* _Task_:
The expected output is the data itself, duplicated in full.

* _Material supplied_:
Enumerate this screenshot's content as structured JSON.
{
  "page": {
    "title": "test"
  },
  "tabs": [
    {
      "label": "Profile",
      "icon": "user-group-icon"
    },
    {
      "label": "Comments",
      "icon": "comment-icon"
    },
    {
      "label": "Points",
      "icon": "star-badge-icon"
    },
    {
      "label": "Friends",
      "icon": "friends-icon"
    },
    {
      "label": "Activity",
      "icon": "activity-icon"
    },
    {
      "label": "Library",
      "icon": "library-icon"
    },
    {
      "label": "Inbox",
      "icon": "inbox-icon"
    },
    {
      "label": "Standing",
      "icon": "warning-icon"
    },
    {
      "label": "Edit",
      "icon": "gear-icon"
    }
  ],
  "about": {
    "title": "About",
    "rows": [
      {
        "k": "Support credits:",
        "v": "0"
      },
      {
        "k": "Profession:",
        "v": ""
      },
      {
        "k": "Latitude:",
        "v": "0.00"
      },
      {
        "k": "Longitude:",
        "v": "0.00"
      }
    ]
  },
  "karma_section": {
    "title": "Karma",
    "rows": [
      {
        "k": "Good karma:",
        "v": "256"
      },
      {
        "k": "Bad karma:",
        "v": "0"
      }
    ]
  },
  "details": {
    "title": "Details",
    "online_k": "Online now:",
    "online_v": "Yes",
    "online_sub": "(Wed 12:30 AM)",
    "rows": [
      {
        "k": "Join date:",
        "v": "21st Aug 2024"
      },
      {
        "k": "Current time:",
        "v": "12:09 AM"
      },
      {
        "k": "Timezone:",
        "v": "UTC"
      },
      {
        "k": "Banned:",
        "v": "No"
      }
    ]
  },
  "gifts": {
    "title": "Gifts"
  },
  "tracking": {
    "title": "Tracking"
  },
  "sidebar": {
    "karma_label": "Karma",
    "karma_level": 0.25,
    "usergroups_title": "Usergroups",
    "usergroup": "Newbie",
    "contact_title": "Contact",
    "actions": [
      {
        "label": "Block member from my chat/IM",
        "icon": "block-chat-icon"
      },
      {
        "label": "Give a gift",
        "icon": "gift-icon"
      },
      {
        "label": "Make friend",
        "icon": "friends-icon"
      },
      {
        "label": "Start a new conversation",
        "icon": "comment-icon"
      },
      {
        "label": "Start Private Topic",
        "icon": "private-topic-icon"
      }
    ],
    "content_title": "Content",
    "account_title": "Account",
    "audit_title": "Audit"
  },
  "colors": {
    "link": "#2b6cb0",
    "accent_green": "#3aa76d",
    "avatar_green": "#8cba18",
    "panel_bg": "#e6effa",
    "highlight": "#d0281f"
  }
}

* _Task output_:
Enumerate this screenshot's content as structured JSON.
{
  "page": {
    "title": "test"
  },
  "tabs": [
    {
      "label": "Profile",
      "icon": "user-group-icon"
    },
    {
      "label": "Comments",
      "icon": "comment-icon"
    },
    {
      "label": "Points",
      "icon": "star-badge-icon"
    },
    {
      "label": "Friends",
      "icon": "friends-icon"
    },
    {
      "label": "Activity",
      "icon": "activity-icon"
    },
    {
      "label": "Library",
      "icon": "library-icon"
    },
    {
      "label": "Inbox",
      "icon": "inbox-icon"
    },
    {
      "label": "Standing",
      "icon": "warning-icon"
    },
    {
      "label": "Edit",
      "icon": "gear-icon"
    }
  ],
  "about": {
    "title": "About",
    "rows": [
      {
        "k": "Support credits:",
        "v": "0"
      },
      {
        "k": "Profession:",
        "v": ""
      },
      {
        "k": "Latitude:",
        "v": "0.00"
      },
      {
        "k": "Longitude:",
        "v": "0.00"
      }
    ]
  },
  "karma_section": {
    "title": "Karma",
    "rows": [
      {
        "k": "Good karma:",
        "v": "256"
      },
      {
        "k": "Bad karma:",
        "v": "0"
      }
    ]
  },
  "details": {
    "title": "Details",
    "online_k": "Online now:",
    "online_v": "Yes",
    "online_sub": "(Wed 12:30 AM)",
    "rows": [
      {
        "k": "Join date:",
        "v": "21st Aug 2024"
      },
      {
        "k": "Current time:",
        "v": "12:09 AM"
      },
      {
        "k": "Timezone:",
        "v": "UTC"
      },
      {
        "k": "Banned:",
        "v": "No"
      }
    ]
  },
  "gifts": {
    "title": "Gifts"
  },
  "tracking": {
    "title": "Tracking"
  },
  "sidebar": {
    "karma_label": "Karma",
    "karma_level": 0.25,
    "usergroups_title": "Usergroups",
    "usergroup": "Newbie",
    "contact_title": "Contact",
    "actions": [
      {
        "label": "Block member from my chat/IM",
        "icon": "block-chat-icon"
      },
      {
        "label": "Give a gift",
        "icon": "gift-icon"
      },
      {
        "label": "Make friend",
        "icon": "friends-icon"
      },
      {
        "label": "Start a new conversation",
        "icon": "comment-icon"
      },
      {
        "label": "Start Private Topic",
        "icon": "private-topic-icon"
      }
    ],
    "content_title": "Content",
    "account_title": "Account",
    "audit_title": "Audit"
  },
  "colors": {
    "link": "#2b6cb0",
    "accent_green": "#3aa76d",
    "avatar_green": "#8cba18",
    "panel_bg": "#e6effa",
    "highlight": "#d0281f"
  }
}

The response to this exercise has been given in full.